The books call for 74 ft lbs of torque with no mention of thread locker or anti-seez. 74 lbs torque sounds a little high to me, since the bolt goes to an aluminum threaded bellhousing. It also seems to me that since it is a steel bolt going to aluminum that it should have something on it. Clean mounting pad. Inspect bolt holes in aperture for thread sealant used on OEM bolts. Clean these internal threads with wire brush to clear the material. Remove shop towel. 5. Check transmission for proper PTO driver gear and location. Do not place anything in or near PTO opening while the engine is running.
Be sure not to use too much sealant as it will ooze into the bolt holes and will cause the bolts to not torque correctly. If you get sealant in the holes, you will need to clean it out with brake cleaner and an air nozzle or with a tap. Torque the case bolts in a criss-cross pattern to 55 ft. lbs. be sure to use threadlocker.

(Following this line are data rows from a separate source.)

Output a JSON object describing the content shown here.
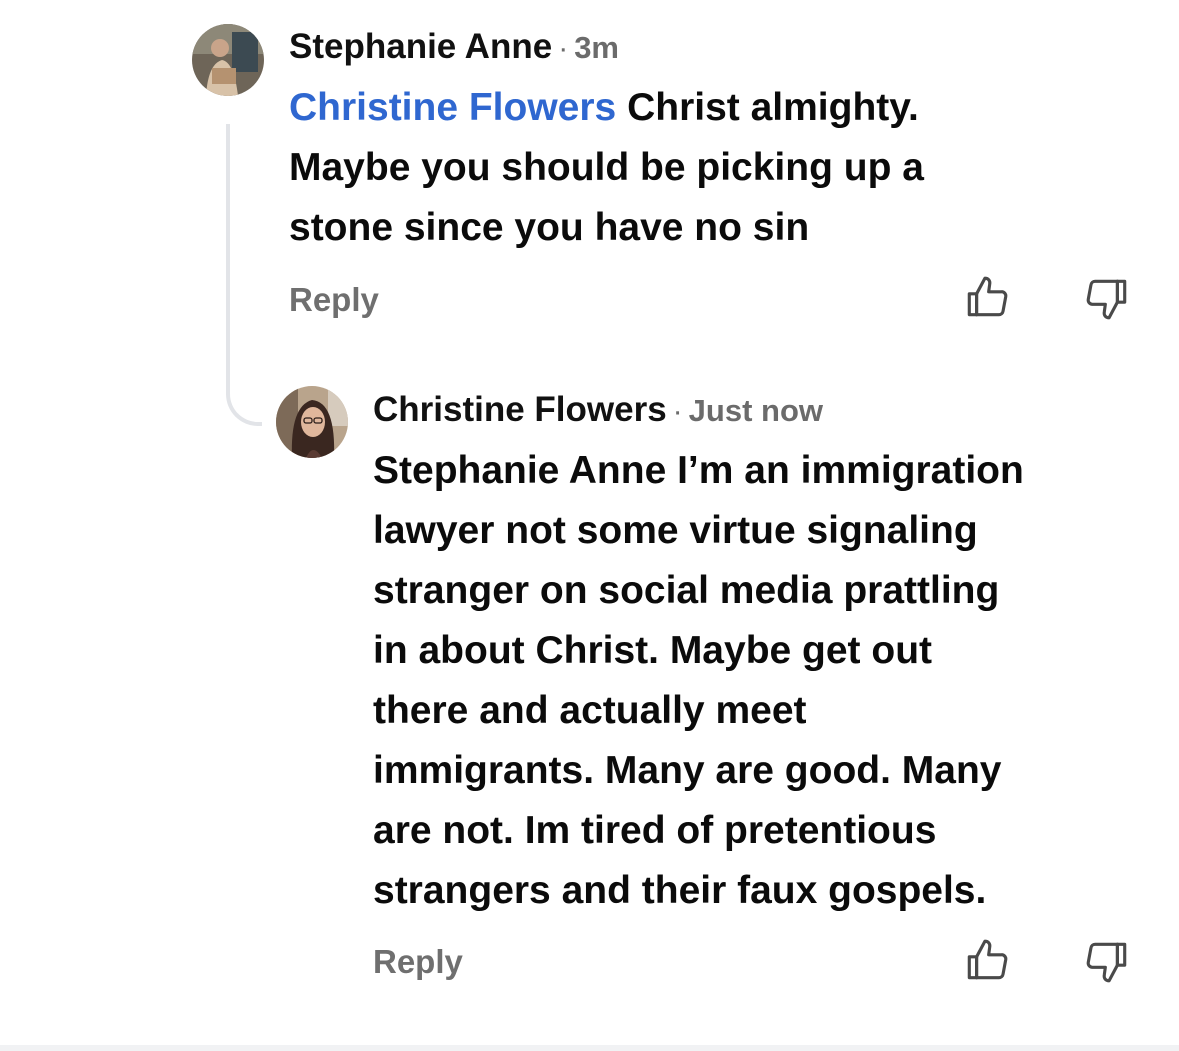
{
  "comments": [
    {
      "author": "Stephanie Anne",
      "separator": "·",
      "time": "3m",
      "mention": "Christine Flowers",
      "lines": [
        "Christ almighty.",
        "Maybe you should be picking up a",
        "stone since you have no sin"
      ],
      "reply_label": "Reply"
    },
    {
      "author": "Christine Flowers",
      "separator": "·",
      "time": "Just now",
      "lines": [
        "Stephanie Anne I’m an immigration",
        "lawyer not some virtue signaling",
        "stranger on social media prattling",
        "in about Christ. Maybe get out",
        "there and actually meet",
        "immigrants. Many are good. Many",
        "are not. Im tired of pretentious",
        "strangers and their faux gospels."
      ],
      "reply_label": "Reply"
    }
  ],
  "icons": {
    "like": "thumbs-up-icon",
    "dislike": "thumbs-down-icon"
  },
  "colors": {
    "mention": "#2f67d0",
    "meta_gray": "#6b6b6b",
    "thread_line": "#e2e4e8"
  }
}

CDI Torque Wrenches and Temperature Ranges. CDI click-style ("clicker") torque wrenches: Avoid storing CDI clickers below 32 degrees Fahrenheit and above 120 degrees Fahrenheit. When a wrench is stored below freezing, you run the risk of developing condensation that can cause the internals to rust, affecting the accuracy and performance of the tool.